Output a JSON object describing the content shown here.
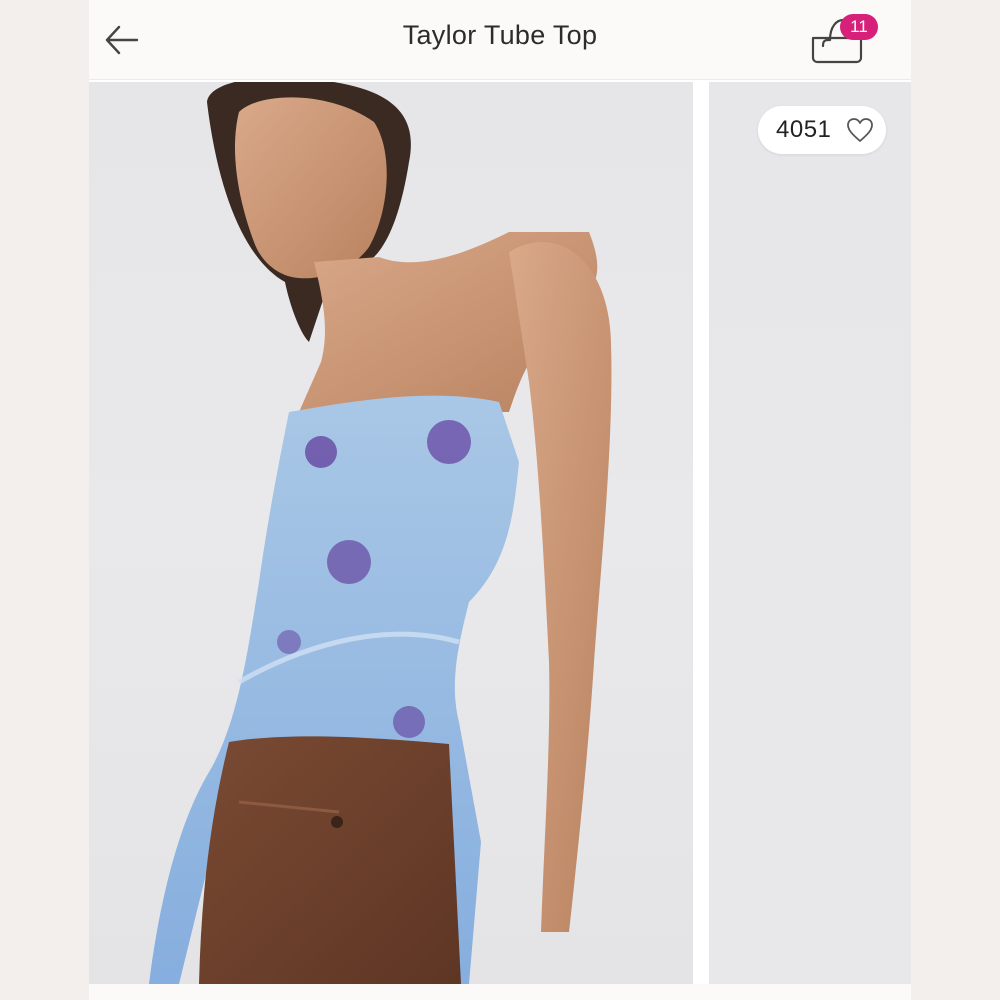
{
  "header": {
    "title": "Taylor Tube Top",
    "back_icon": "arrow-left-icon",
    "bag_icon": "shopping-bag-icon",
    "bag_count": "11"
  },
  "gallery": {
    "main_image": "model wearing blue floral strapless mesh ruffle tube top with brown denim",
    "like_count": "4051",
    "like_icon": "heart-outline-icon"
  },
  "colors": {
    "badge": "#d6207a",
    "header_bg": "#fbfaf8",
    "text": "#2c2c2c"
  }
}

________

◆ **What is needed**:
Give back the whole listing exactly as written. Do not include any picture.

◆ **Written solution**:
Output a JSON object describing the content shown here.
{
  "header": {
    "title": "Taylor Tube Top",
    "back_icon": "arrow-left-icon",
    "bag_icon": "shopping-bag-icon",
    "bag_count": "11"
  },
  "gallery": {
    "main_image": "model wearing blue floral strapless mesh ruffle tube top with brown denim",
    "like_count": "4051",
    "like_icon": "heart-outline-icon"
  },
  "colors": {
    "badge": "#d6207a",
    "header_bg": "#fbfaf8",
    "text": "#2c2c2c"
  }
}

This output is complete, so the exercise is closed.